Brand lovers hunker down at the picture-perfect cottages of the Mandarin Oriental’s Elbow Beach, Bermuda. While the majority of the property’s common spaces reside within its century-old hotel tower, accommodations are tiered along adjacent beach dunes as a vibrantly colored cottage colony. The resort boasts the island’s sole restaurant right on the sand, the seafood-centric Mickey’s Beach Bistro & Bar, and houses the exclusive Spa at Elbow Beach, which consists of six private ocean-view mega-suites, each with its own daybed, balcony, relaxation area, colossal rain shower and freestanding granite bathtub.
As much as Bermuda pays homage to the past, newer developments are starting to look to the future. In recent years, the boutique hotel movement arrived with the opening of the mod Newstead Belmont Hills Golf Resort & Spa. The intimate hotel carries a lengthy moniker as guests are privy to the amenities of residential Belmont Hills, including the Algie M. Pulley Jr.-designed 18-hole championship golf course and award-winning Blu at Belmont Hills, the superlative spot for any type of sushi or brick-oven pizza fix.
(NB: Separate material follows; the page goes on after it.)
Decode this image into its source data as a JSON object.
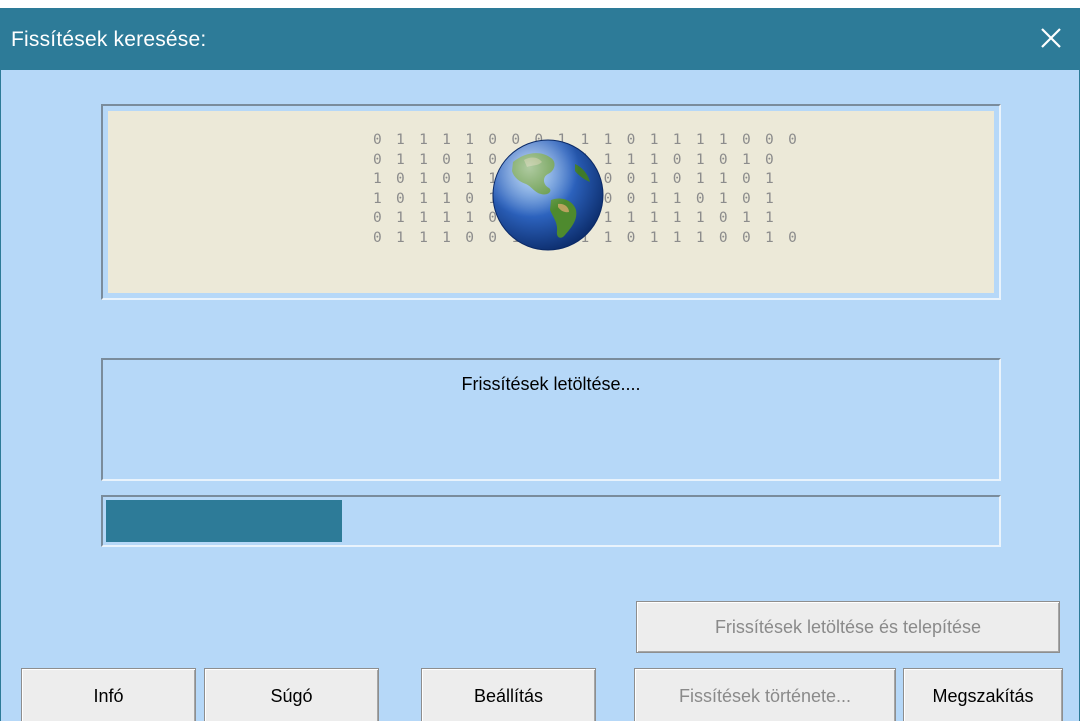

Nestled alongside Hamilton Harbor, all rooms and suites overlook Bermuda’s placid blues, although the panorama is most striking from the circular infinity pools suspended over a rocky promontory. Newstead’s residential-like suites include sprawling living rooms, fully appointed kitchens and bedrooms adorned with espresso-tinted furnishings enveloped by walls of sky blue and snow white, and dark hardwood floors. Don’t expect in-your-face South Beach glamour or St. Barths elegant living. Like any newcomer to Bermuda, Newstead brings a modern take on Old World style and charm—the most logical “in” for planting roots on this history-steeped island legend.
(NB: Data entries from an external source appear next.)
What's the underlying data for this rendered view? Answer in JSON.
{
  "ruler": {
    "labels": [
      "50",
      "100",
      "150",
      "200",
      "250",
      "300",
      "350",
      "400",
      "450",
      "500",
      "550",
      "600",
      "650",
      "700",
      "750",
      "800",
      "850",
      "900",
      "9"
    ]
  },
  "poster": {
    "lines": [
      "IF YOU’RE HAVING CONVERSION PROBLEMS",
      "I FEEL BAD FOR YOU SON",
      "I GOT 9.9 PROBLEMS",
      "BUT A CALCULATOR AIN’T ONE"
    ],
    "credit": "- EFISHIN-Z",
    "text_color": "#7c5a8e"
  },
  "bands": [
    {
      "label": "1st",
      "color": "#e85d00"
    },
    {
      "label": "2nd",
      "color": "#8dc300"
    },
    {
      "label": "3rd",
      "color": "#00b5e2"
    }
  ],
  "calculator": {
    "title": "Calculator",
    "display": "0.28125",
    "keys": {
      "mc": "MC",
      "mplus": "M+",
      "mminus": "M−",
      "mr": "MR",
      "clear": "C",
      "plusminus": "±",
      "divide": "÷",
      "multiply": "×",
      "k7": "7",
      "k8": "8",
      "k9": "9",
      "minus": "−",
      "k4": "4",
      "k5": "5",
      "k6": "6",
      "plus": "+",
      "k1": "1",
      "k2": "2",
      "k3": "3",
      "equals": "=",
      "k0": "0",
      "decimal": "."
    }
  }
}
|St. Peter's Church in the UNESCO World Heritage Site of St. George.|
Island first-timers—and return visitors—are enthralled by the many must-see places spread throughout Bermuda’s diverse 20.6 square miles. Be sure to:
- Amble through the colorful streets surrounding The Royal Naval Dockyard, which has been reinvented as a series of shopping arcades and public spaces, including the Bermuda Maritime Museum, a nineteenth-century fortress that houses artifacts and chronicles the island’s naval history.
- Experience the past in the UNESCO World Heritage Site of St. George, the earliest English settlement in the New World. The circa 1612 town encompasses landmarks frozen in time, such as St. Peter’s Church and Fort St. Catherine.
- Strike a pose in front of the Gibbs Hill Lighthouse, built in 1846, the world’s oldest cast-iron lighthouse. Climb its nearly 200 stairs for sweeping views of the coastline.
|Gibbs Hill Lighthouse, Bermuda.|
- Venture underground at Crystal and Fantasy Caves into a grand subterranean world of stalagmites and stalactites.
- Discover the growing local art movement at the Masterworks Museum of Bermuda Art, housed in a former arrowroot-processing plant.
- Soak in the natural beauty of the lush, 35-acre Botanical Gardens.